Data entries
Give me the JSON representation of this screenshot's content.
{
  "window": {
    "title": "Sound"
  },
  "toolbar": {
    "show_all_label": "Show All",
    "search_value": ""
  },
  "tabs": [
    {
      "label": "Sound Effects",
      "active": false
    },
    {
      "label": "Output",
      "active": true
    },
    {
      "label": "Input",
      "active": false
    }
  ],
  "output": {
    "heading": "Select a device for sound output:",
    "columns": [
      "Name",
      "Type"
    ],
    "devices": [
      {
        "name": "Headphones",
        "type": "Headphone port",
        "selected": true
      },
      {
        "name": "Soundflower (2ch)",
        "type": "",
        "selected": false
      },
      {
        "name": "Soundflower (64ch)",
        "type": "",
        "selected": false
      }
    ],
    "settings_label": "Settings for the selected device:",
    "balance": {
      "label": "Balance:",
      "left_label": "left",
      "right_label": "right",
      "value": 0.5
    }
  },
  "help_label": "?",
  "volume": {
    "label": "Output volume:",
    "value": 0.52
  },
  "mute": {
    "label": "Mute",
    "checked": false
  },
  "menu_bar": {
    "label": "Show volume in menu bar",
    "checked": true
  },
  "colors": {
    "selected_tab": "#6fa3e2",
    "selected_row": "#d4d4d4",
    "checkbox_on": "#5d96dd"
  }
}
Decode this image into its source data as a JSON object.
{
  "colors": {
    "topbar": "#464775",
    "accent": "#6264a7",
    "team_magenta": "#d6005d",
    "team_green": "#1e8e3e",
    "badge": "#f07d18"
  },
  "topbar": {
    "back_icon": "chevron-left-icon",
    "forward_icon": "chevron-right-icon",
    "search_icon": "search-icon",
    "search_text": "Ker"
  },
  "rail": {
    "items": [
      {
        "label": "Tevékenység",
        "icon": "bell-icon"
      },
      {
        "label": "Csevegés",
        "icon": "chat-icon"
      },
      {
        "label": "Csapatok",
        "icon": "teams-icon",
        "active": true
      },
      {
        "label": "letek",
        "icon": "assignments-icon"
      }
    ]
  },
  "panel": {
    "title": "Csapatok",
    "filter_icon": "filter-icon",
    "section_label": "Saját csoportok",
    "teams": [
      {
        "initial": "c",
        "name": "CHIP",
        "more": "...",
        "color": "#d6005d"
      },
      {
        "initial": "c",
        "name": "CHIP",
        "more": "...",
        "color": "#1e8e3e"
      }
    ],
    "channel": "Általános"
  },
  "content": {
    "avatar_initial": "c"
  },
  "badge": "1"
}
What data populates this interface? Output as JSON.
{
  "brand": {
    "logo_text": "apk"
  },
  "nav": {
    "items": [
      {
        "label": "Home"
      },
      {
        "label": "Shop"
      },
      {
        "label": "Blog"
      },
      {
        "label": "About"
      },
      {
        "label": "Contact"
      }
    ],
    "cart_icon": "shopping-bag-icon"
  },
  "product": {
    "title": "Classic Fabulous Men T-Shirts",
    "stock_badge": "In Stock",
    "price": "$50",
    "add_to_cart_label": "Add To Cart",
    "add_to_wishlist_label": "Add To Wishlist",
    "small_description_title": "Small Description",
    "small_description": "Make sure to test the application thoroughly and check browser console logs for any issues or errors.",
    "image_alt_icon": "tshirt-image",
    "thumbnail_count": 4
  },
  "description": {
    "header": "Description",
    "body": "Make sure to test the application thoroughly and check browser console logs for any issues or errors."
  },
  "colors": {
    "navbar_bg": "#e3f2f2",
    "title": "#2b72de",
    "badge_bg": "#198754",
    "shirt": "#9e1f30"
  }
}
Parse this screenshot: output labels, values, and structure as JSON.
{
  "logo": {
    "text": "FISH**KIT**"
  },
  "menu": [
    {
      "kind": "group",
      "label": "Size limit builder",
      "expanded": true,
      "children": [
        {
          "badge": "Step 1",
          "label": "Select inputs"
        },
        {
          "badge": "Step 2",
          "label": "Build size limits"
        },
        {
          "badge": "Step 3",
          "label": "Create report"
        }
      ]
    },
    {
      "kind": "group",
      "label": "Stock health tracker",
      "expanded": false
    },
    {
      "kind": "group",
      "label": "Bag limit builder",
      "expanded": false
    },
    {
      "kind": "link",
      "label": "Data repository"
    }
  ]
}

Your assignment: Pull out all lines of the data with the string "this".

Answer section:
Give me the JSON representation of this screenshot's content.
Decode this image into its source data as a JSON object.
What data populates this interface? Output as JSON.
Parse this screenshot: output labels, values, and structure as JSON.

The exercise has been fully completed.